When Karl Rove or David Axelrod write an article for any newspaper or website, there’s almost always a line or two at the beginning or end that describes their previous roles in President Bush’s or President Obama’s administration. It’s only fair that people know what they are reading is not objective journalism. The articles may still be helpful and informative, but the “disclaimer” helps us to adjust our mental filters to the left or to the right while reading their pieces.
A Right to Know
There are many more articles that could do with similar disclaimers. For example, if a journalist has had an abortion (or has supported his wife or partner in having one), I’d like to know that fact when she or he is “reporting” on the subject. Similarly, if someone is writing about homosexuality, I think readers have a right to know if the journalist is a homosexual.
I say that because over the years I’ve noticed many professedly “objective” journalists have used their position and profession to campaign for abortion rights or homosexual rights, only much later to reveal a history of abortion, or that they are a homosexual, or that a close family member is. Same goes for politicians and judges.
But I’m also increasingly noticing this in Christian journalism, and even in pastors. At least three times in the past year or so, I’ve seen “Christian” journalists and pastors writing and speaking favorably of homosexuality (and often speaking pejoratively of any Christians who stand for biblical marriage). They portray themselves as “thoughtful” and “objective.” They’ve “read and consulted widely.” They’ve studied and reviewed the biblical evidence. And they’ve come to a carefully crafted and considered conclusion. It’s all so reasonable, fair, neutral, scholarly, and so on.
But, sooner or later it’s revealed that they have some history of homosexual/lesbian activity or same-sex attraction, or someone in their family does.
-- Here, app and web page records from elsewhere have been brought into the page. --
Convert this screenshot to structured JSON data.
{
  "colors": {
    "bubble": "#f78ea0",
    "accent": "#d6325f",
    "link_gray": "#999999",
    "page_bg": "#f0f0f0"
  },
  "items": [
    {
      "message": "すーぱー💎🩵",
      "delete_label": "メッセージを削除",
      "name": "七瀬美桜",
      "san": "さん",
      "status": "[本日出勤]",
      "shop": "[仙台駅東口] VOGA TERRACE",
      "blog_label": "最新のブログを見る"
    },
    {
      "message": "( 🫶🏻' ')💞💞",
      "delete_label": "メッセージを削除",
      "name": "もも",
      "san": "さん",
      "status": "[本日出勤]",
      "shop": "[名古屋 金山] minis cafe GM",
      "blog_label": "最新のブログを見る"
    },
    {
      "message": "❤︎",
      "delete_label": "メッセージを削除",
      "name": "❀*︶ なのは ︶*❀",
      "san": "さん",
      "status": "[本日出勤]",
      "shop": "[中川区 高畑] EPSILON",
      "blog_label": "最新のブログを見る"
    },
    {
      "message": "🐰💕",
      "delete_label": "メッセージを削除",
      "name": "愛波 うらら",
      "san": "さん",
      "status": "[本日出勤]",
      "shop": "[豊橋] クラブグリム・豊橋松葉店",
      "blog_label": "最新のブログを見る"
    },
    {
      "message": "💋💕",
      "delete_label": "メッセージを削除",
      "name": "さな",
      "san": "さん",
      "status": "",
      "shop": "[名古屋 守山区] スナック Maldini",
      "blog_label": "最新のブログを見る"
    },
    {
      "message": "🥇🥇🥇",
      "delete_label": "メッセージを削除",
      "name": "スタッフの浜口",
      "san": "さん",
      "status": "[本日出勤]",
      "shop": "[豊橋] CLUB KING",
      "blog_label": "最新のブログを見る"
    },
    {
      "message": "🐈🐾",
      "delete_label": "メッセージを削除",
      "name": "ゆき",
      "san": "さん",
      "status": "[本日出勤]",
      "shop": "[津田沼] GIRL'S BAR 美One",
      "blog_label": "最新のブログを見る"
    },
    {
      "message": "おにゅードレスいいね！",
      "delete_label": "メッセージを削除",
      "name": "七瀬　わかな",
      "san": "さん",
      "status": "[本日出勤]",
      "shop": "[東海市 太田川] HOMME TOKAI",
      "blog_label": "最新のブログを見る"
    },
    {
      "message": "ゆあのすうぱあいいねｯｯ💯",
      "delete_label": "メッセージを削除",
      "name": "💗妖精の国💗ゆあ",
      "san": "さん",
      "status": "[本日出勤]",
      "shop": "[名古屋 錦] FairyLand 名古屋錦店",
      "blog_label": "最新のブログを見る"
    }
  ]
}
In other words, there’s much more personal feeling, biased subjectivity, and pained conscience in this than they want to admit.
You mark the “Christian” journalists, bloggers, and pastors who are prominent in the so-called “Gay Christian” movement or are sympathetic to it. Sooner or later you’ll discover that their views are much more influenced by their own sexual preferences or activity, or by a family member’s, than by biblical exegesis.
All I’m asking is that in the interests of journalistic integrity and pastoral honesty, their articles (and speeches) should carry a “disclaimer,” some admission of personal interest, agenda, or gain in the subject that help us make the necessary adjustments when reading them. Their articles (or speeches) may still be informative and helpful, but we’ll read and hear them more as opinion pieces, than as “fair and balanced” reporting.